4. Identify the concept in question, that is the region contributing to the point $$x$$ in this case.

## Scale Ambiguity (Exercise 3.8).

It is common sense that with a perspective camera, one cannot tell an object from another object that is exactly twice as big but twice as far. This is a classic ambiguity introduced by the perspective projection. Use the ideal camera model to explain why this is true. Is the same also true for the orthographic projection? Explain.

1. You can start with the problem you drew above for Exercise 1 (Ma:3.1). Consider an object extending between two points $$p_1$$ and $$p_2$$ in a plane parallel to the lens. Draw this situation.
2. Imagine that both points move on a line through the optical centre $$o$$, as you did in Exercise 1. What happens to the image? What happens to the object extending between $$p_1$$ and $$p_2$$?
3. Write up an argument based on the above reflections.

## Exercise 3.3 Part 1-2.

Part 3-4 depends on the camera calibration which we discuss in the next session.

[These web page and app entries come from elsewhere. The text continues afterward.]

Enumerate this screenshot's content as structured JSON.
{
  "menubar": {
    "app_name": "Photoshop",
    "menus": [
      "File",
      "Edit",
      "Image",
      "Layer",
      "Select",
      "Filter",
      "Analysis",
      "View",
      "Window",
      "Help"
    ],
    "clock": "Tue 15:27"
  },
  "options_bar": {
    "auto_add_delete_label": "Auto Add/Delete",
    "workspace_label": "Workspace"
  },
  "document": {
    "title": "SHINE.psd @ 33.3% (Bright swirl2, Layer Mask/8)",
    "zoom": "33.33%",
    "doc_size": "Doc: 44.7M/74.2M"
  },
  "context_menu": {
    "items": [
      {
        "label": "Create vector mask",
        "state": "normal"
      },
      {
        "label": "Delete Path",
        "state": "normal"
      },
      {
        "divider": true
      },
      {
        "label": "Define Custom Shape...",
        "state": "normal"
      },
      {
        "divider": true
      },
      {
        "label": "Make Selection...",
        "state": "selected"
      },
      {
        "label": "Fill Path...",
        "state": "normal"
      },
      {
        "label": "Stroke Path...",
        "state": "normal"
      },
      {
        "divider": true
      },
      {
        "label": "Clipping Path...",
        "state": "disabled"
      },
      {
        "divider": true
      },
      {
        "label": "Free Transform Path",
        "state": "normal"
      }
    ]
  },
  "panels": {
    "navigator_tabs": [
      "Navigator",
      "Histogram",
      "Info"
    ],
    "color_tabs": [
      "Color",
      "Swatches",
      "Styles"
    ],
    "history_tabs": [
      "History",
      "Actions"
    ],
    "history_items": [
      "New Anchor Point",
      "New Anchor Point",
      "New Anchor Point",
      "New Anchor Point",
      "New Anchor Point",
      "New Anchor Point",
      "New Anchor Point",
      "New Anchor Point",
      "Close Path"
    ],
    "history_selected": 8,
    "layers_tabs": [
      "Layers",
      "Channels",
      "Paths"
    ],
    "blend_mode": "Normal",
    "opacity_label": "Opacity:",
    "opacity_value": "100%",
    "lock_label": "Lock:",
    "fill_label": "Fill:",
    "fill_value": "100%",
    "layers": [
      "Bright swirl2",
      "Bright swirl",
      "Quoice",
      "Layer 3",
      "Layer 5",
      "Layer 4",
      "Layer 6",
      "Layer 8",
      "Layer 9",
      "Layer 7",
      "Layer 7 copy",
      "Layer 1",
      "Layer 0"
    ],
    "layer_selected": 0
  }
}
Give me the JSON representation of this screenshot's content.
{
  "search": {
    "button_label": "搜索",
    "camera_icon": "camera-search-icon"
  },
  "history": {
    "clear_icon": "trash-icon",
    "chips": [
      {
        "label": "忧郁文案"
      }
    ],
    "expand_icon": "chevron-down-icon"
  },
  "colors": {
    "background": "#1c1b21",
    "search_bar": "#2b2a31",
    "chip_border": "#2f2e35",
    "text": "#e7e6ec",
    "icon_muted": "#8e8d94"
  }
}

An important parameter of the imaging system is the field of view (FOV). The field of view is twice the angle between the optical axis (z-axis) and the end of the retinal plane (CCD array). Imagine having a camera system with focal length 24 mm, and retinal plane (CCD array) (16 mm x 12 mm) and that your digitizer samples your imaging surface at 500 x 500 pixels in the horizontal and vertical directions.

1. Compute the FOV.
2. Write down the relationship between the image coordinate and a point in 3-D space expressed in the camera coordinate system.
1. As before, make first the drawing. It is similar to the ones you have made already.
2. Put all the measurements into the figure.
3. How can you calculate the angle?
Use the horizontal dimension of the sensor, and find a straight-angled triangle where you know two sides and where the angle of interest occurs.
4. To calculate the image co-ordinates, it is helpful to draw 2D cuts, and consider the $$x$$- and $$y$$-co-ordinates separately.

1. Solutions